▸ Task
Nothing in the listing should differ in your copy; retype it all exactly.

═════ Dataset entries ═════

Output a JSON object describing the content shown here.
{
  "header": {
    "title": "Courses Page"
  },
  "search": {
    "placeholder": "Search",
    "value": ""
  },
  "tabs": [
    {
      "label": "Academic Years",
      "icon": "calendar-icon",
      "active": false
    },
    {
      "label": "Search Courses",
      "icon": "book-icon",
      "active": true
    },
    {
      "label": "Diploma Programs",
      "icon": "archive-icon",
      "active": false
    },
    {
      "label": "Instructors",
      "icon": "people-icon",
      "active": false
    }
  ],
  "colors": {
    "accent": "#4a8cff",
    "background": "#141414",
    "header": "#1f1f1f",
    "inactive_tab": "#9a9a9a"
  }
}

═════

▸ Answer space
Output a JSON object describing the content shown here.
{
  "header": {
    "title": "Courses Page"
  },
  "search": {
    "placeholder": "Search",
    "value": ""
  },
  "tabs": [
    {
      "label": "Academic Years",
      "icon": "calendar-icon",
      "active": false
    },
    {
      "label": "Search Courses",
      "icon": "book-icon",
      "active": true
    },
    {
      "label": "Diploma Programs",
      "icon": "archive-icon",
      "active": false
    },
    {
      "label": "Instructors",
      "icon": "people-icon",
      "active": false
    }
  ],
  "colors": {
    "accent": "#4a8cff",
    "background": "#141414",
    "header": "#1f1f1f",
    "inactive_tab": "#9a9a9a"
  }
}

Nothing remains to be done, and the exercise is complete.